■ **Problem**
If a line appears in the data below, it must appear in your answer exactly as given.

--- Given information Enclosed Below ---

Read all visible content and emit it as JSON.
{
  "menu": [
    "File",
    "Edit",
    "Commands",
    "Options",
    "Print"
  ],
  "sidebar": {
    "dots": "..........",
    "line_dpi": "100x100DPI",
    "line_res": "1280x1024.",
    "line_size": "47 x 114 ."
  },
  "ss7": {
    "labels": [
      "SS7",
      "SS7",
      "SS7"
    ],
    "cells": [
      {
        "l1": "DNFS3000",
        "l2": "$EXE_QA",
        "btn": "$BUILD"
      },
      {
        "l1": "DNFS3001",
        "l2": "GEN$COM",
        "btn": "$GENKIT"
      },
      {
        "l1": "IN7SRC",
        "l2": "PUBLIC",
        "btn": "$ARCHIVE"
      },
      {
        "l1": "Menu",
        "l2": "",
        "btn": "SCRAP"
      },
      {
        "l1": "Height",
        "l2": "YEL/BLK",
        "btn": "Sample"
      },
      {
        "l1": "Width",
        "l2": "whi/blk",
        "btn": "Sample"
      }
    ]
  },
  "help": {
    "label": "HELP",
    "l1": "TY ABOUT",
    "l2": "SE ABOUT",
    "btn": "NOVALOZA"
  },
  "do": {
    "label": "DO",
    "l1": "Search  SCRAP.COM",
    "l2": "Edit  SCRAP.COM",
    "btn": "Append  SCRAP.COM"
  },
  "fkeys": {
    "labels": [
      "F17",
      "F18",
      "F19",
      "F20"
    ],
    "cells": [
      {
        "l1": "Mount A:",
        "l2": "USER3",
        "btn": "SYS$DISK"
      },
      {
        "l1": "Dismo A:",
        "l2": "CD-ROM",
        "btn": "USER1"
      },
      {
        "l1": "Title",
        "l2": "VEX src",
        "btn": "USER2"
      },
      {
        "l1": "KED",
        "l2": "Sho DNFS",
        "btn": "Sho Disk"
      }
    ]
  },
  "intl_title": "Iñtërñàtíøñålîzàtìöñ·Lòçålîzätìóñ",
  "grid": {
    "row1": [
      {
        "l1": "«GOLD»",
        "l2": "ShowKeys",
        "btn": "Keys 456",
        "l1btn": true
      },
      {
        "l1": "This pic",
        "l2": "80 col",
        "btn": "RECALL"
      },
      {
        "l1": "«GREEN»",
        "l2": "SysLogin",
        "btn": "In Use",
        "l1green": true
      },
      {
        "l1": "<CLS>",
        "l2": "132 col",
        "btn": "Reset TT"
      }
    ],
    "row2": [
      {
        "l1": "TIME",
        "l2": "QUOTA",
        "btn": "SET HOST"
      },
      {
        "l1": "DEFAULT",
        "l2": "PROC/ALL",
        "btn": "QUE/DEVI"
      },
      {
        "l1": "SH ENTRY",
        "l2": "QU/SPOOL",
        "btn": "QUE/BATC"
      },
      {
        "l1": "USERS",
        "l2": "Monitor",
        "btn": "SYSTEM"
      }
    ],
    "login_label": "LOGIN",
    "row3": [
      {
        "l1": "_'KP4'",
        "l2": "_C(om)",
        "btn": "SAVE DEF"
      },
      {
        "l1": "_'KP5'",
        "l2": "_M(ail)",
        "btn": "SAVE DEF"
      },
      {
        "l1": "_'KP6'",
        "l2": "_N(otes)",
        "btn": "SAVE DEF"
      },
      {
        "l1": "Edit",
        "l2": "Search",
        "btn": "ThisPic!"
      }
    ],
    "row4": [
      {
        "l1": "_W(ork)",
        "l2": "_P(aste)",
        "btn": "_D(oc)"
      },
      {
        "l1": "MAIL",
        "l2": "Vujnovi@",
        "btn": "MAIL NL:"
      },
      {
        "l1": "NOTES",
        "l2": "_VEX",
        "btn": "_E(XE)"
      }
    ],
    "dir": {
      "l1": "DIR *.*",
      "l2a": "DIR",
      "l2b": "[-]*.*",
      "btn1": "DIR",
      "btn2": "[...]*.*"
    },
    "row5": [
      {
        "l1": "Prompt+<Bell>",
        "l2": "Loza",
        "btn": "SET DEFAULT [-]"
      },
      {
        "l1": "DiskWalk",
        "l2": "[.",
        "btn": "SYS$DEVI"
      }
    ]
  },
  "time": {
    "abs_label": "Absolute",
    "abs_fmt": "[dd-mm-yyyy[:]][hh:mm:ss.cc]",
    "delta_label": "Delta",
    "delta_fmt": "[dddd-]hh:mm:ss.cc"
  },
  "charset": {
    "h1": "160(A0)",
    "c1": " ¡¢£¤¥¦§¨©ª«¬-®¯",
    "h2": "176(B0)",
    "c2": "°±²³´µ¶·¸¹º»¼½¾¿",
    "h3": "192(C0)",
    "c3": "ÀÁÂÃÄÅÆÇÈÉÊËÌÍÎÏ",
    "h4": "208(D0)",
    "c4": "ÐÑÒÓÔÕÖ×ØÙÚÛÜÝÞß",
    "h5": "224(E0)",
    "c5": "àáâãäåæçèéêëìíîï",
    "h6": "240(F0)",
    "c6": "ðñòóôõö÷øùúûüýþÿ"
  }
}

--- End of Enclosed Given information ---

■ **Final answer**
Read all visible content and emit it as JSON.
{
  "menu": [
    "File",
    "Edit",
    "Commands",
    "Options",
    "Print"
  ],
  "sidebar": {
    "dots": "..........",
    "line_dpi": "100x100DPI",
    "line_res": "1280x1024.",
    "line_size": "47 x 114 ."
  },
  "ss7": {
    "labels": [
      "SS7",
      "SS7",
      "SS7"
    ],
    "cells": [
      {
        "l1": "DNFS3000",
        "l2": "$EXE_QA",
        "btn": "$BUILD"
      },
      {
        "l1": "DNFS3001",
        "l2": "GEN$COM",
        "btn": "$GENKIT"
      },
      {
        "l1": "IN7SRC",
        "l2": "PUBLIC",
        "btn": "$ARCHIVE"
      },
      {
        "l1": "Menu",
        "l2": "",
        "btn": "SCRAP"
      },
      {
        "l1": "Height",
        "l2": "YEL/BLK",
        "btn": "Sample"
      },
      {
        "l1": "Width",
        "l2": "whi/blk",
        "btn": "Sample"
      }
    ]
  },
  "help": {
    "label": "HELP",
    "l1": "TY ABOUT",
    "l2": "SE ABOUT",
    "btn": "NOVALOZA"
  },
  "do": {
    "label": "DO",
    "l1": "Search  SCRAP.COM",
    "l2": "Edit  SCRAP.COM",
    "btn": "Append  SCRAP.COM"
  },
  "fkeys": {
    "labels": [
      "F17",
      "F18",
      "F19",
      "F20"
    ],
    "cells": [
      {
        "l1": "Mount A:",
        "l2": "USER3",
        "btn": "SYS$DISK"
      },
      {
        "l1": "Dismo A:",
        "l2": "CD-ROM",
        "btn": "USER1"
      },
      {
        "l1": "Title",
        "l2": "VEX src",
        "btn": "USER2"
      },
      {
        "l1": "KED",
        "l2": "Sho DNFS",
        "btn": "Sho Disk"
      }
    ]
  },
  "intl_title": "Iñtërñàtíøñålîzàtìöñ·Lòçålîzätìóñ",
  "grid": {
    "row1": [
      {
        "l1": "«GOLD»",
        "l2": "ShowKeys",
        "btn": "Keys 456",
        "l1btn": true
      },
      {
        "l1": "This pic",
        "l2": "80 col",
        "btn": "RECALL"
      },
      {
        "l1": "«GREEN»",
        "l2": "SysLogin",
        "btn": "In Use",
        "l1green": true
      },
      {
        "l1": "<CLS>",
        "l2": "132 col",
        "btn": "Reset TT"
      }
    ],
    "row2": [
      {
        "l1": "TIME",
        "l2": "QUOTA",
        "btn": "SET HOST"
      },
      {
        "l1": "DEFAULT",
        "l2": "PROC/ALL",
        "btn": "QUE/DEVI"
      },
      {
        "l1": "SH ENTRY",
        "l2": "QU/SPOOL",
        "btn": "QUE/BATC"
      },
      {
        "l1": "USERS",
        "l2": "Monitor",
        "btn": "SYSTEM"
      }
    ],
    "login_label": "LOGIN",
    "row3": [
      {
        "l1": "_'KP4'",
        "l2": "_C(om)",
        "btn": "SAVE DEF"
      },
      {
        "l1": "_'KP5'",
        "l2": "_M(ail)",
        "btn": "SAVE DEF"
      },
      {
        "l1": "_'KP6'",
        "l2": "_N(otes)",
        "btn": "SAVE DEF"
      },
      {
        "l1": "Edit",
        "l2": "Search",
        "btn": "ThisPic!"
      }
    ],
    "row4": [
      {
        "l1": "_W(ork)",
        "l2": "_P(aste)",
        "btn": "_D(oc)"
      },
      {
        "l1": "MAIL",
        "l2": "Vujnovi@",
        "btn": "MAIL NL:"
      },
      {
        "l1": "NOTES",
        "l2": "_VEX",
        "btn": "_E(XE)"
      }
    ],
    "dir": {
      "l1": "DIR *.*",
      "l2a": "DIR",
      "l2b": "[-]*.*",
      "btn1": "DIR",
      "btn2": "[...]*.*"
    },
    "row5": [
      {
        "l1": "Prompt+<Bell>",
        "l2": "Loza",
        "btn": "SET DEFAULT [-]"
      },
      {
        "l1": "DiskWalk",
        "l2": "[.",
        "btn": "SYS$DEVI"
      }
    ]
  },
  "time": {
    "abs_label": "Absolute",
    "abs_fmt": "[dd-mm-yyyy[:]][hh:mm:ss.cc]",
    "delta_label": "Delta",
    "delta_fmt": "[dddd-]hh:mm:ss.cc"
  },
  "charset": {
    "h1": "160(A0)",
    "c1": " ¡¢£¤¥¦§¨©ª«¬-®¯",
    "h2": "176(B0)",
    "c2": "°±²³´µ¶·¸¹º»¼½¾¿",
    "h3": "192(C0)",
    "c3": "ÀÁÂÃÄÅÆÇÈÉÊËÌÍÎÏ",
    "h4": "208(D0)",
    "c4": "ÐÑÒÓÔÕÖ×ØÙÚÛÜÝÞß",
    "h5": "224(E0)",
    "c5": "àáâãäåæçèéêëìíîï",
    "h6": "240(F0)",
    "c6": "ðñòóôõö÷øùúûüýþÿ"
  }
}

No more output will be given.